Citation: Tamburro G, Croce P, Zappasodi F and Comani S (2021) Is Brain Dynamics Preserved in the EEG After Automated Artifact Removal? A Validation of the Fingerprint Method and the Automatic Removal of Cardiac Interference Approach Based on Microstate Analysis. Front. Neurosci. 14:577160. doi: 10.3389/fnins.2020.577160
Received: 28 June 2020; Accepted: 10 December 2020;
Published: 12 January 2021.
Edited by:Camillo Porcaro, Italian National Research Council, Italy
Reviewed by:Stavros I. Dimitriadis, Cardiff University, United Kingdom
Francesca Miraglia, Catholic University of the Sacred Heart, Rome, Italy

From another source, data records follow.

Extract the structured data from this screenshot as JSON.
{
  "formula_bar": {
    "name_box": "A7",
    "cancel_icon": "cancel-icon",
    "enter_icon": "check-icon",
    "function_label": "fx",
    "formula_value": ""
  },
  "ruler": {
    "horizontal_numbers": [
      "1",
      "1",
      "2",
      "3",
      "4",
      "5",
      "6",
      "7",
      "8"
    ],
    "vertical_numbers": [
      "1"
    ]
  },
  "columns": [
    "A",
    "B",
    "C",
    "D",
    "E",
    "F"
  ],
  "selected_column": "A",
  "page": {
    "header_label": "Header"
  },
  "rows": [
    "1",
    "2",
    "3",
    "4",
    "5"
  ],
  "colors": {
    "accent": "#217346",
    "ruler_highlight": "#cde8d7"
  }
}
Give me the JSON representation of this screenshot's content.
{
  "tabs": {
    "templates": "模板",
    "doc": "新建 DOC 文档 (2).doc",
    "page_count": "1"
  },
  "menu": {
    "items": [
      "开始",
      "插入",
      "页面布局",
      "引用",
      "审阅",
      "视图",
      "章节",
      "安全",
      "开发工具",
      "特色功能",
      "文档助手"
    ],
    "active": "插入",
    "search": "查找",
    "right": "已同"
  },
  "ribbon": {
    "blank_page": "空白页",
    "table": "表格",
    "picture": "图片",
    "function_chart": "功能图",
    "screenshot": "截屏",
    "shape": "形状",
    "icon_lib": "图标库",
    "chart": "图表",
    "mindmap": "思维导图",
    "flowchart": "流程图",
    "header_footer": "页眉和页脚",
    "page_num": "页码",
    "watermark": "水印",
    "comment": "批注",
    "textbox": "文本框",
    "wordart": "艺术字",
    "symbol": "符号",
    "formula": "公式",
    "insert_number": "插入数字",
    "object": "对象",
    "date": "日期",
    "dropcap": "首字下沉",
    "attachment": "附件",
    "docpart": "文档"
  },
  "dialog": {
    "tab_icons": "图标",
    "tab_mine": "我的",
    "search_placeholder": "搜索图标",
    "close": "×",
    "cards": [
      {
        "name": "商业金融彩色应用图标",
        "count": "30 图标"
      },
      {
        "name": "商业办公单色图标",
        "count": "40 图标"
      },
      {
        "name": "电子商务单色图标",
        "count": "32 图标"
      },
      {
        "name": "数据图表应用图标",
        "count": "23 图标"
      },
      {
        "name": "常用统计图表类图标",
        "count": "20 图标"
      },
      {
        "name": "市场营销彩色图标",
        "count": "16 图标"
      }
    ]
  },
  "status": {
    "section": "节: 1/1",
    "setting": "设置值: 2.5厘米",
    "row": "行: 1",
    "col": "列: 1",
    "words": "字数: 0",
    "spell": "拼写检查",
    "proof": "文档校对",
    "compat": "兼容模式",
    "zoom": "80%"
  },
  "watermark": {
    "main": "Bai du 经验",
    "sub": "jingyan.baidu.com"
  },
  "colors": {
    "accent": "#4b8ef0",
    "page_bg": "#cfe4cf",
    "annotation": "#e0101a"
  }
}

Copyright © 2021 Tamburro, Croce, Zappasodi and Comani. This is an open-access article distributed under the terms of the Creative Commons Attribution License (CC BY). The use, distribution or reproduction in other forums is permitted, provided the original author(s) and the copyright owner(s) are credited and that the original publication in this journal is cited, in accordance with accepted academic practice. No use, distribution or reproduction is permitted which does not comply with these terms.
*Correspondence: Silvia Comani, firstname.lastname@example.org
†These authors have contributed equally to this work